In 2002 over 6% of all deaths in the European region were attributable to alcohol.1 Its contribution to mortality in Eastern Europe was particularly high with over 18% of male and 5% of female deaths resulting from the use of alcohol.2 Within this region much attention has been given on the role that alcohol has played in the alarming rise of mortality that has occurred in Russia during the transition period,3 when it has been linked to increases of both cardiovascular and external causes of death.4-6 There is also evidence however, that alcohol may have played an equally important role in mortality in other countries in this region in recent years.7 In the first half of the 1990s, the Baltic countries experienced a sharp increase in mortality that coincided with a great rise of alcohol-related causes of death.8 Similarly, the unprecedented rise in mortality that has occurred in several of the Slavic countries during the post-Soviet period has also been accompanied by a sharp rise of certain forms of alcohol-related mortality, such as alcohol poisoning.9
Although alcohol seems to be an important contributor to the burden of disease in the countries of Eastern Europe, as yet, with the obvious exception of Russia, little systematic research has been undertaken on its impact on mortality in specific countries in the region. This is especially true regarding Belarus where, since 1994, falling birth rates and high mortality rates have resulted in depopulation.10 The extent of the demographic problems affecting the country can be gauged by the reduction that has occurred in life expectancy which fell from 71.3 years at birth in 1990 to just 68.0 in 2002.11 Despite these changes, until now, only one (non-Western) study has attempted to systematically examine the effect of alcohol on increasing mortality in Belarus. It suggested that alcohol may be having a similar impact to that observed in Russia during recent years.12
The aim of the present study is to address this particular deficit concerning alcohol-related mortality in Belarus by using regional-level data drawn from death certificates. By doing this it will be possible to assess not only the level of alcohol-related mortality but also whether alcohol has a differential impact on death rates in Belarus in terms of such variables as age, sex and place of residence.
MATERIALS AND METHODS
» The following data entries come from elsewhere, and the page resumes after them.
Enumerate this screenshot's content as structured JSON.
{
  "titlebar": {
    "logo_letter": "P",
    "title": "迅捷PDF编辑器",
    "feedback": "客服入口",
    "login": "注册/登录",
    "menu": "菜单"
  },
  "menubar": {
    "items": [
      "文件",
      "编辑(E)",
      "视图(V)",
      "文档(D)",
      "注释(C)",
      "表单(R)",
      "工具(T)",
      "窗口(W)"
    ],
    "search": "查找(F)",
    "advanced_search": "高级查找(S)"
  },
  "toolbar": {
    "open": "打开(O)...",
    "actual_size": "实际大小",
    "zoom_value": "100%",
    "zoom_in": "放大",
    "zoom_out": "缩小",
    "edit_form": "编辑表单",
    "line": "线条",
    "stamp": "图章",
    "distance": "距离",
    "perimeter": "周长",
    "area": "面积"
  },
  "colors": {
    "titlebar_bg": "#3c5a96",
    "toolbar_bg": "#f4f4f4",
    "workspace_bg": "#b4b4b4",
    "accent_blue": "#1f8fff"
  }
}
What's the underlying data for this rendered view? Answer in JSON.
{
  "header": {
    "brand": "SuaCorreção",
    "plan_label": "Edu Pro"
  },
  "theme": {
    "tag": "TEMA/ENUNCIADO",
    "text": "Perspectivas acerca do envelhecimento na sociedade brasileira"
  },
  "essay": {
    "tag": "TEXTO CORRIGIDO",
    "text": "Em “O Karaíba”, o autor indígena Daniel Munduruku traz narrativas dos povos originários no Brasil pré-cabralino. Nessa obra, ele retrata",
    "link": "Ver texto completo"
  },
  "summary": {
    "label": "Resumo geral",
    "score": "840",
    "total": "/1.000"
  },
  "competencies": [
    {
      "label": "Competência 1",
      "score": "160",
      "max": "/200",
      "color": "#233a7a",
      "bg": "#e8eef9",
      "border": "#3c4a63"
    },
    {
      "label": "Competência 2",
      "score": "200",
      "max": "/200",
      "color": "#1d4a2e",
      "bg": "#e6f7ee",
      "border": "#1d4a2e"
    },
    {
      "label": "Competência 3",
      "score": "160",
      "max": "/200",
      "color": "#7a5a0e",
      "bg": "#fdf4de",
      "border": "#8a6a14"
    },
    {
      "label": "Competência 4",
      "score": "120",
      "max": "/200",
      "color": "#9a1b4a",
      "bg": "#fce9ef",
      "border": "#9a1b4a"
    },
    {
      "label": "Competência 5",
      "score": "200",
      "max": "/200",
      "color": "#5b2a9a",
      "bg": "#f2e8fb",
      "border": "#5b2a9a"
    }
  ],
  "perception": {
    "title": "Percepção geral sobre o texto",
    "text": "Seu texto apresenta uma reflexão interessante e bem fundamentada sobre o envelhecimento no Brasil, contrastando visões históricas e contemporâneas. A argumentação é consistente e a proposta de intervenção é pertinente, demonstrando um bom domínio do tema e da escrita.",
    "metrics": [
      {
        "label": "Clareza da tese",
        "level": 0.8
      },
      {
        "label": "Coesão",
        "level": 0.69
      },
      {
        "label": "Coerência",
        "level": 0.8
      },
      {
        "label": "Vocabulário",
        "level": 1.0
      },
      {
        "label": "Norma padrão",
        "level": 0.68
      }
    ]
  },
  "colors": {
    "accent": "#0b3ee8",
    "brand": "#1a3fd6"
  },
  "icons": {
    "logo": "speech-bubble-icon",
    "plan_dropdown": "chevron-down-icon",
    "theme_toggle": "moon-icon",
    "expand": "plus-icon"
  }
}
The data used in this study come from Grodno province in Western Belarus which contains approximately 12% of the country's population with a majority of the province's residents (64%) living in urban areas. For the year 2002 all the death certificates from the province were obtained from hospital archives and examined to see if there was any mention of ' alcohol intoxication' as either a direct or underlying cause of death. From the 18,200 certificates that were retrospectively examined, 758 met the inclusion criteria for this study. Information regarding the sex, age, place of residence, place and cause of death (using the WHO ICD-10 nomenclature) as well who registered the death were extracted from each certificate. When the certificates were examined it was found that in only 3.8-5.6% cases of violent death (injuries, accidents suicides and homicides) was the presence of alcohol recorded. As the previous research has indicated that alcohol may be present in up to 50% of violent deaths in Belarus12 this suggests that in the current case, there was a situation of under-diagnosis of alcohol intoxication in cases of violent death. Death certificates relating to forms of violent death were thus omitted from the present study. Verification of the presence of alcohol in the remaining cases is likely to have been sufficiently rigorous in that, in 89.2% of cases the data were drawn from autopsies (in 70.5% of cases by forensic-medical experts and in 18.7% of cases by pathologists). In 5.3% of cases the death certificate was completed by the attending physician while in the remaining 5. …